Task details.
After reading the data below, copy out every line that contains the word "status".

Data extract.
________________________________________

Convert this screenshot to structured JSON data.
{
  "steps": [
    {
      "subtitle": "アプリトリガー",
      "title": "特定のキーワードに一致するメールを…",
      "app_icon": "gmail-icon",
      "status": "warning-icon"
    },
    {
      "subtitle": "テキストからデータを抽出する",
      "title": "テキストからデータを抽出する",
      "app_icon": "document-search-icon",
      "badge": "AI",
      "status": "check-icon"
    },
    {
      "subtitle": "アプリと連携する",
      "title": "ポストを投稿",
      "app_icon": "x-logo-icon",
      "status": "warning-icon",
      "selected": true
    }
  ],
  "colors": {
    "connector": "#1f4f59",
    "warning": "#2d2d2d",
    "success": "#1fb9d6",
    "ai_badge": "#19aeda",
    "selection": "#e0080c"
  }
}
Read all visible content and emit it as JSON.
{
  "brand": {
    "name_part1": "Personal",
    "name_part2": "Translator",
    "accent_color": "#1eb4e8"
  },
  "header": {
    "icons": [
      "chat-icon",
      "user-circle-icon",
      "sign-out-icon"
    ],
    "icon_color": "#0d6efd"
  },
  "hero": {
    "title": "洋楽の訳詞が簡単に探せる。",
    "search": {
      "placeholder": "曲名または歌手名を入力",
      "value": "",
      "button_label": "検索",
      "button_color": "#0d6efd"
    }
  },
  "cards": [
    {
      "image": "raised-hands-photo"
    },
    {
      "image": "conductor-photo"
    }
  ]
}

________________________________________

Written response.
      "status": "warning-icon"
      "status": "check-icon"
      "status": "warning-icon",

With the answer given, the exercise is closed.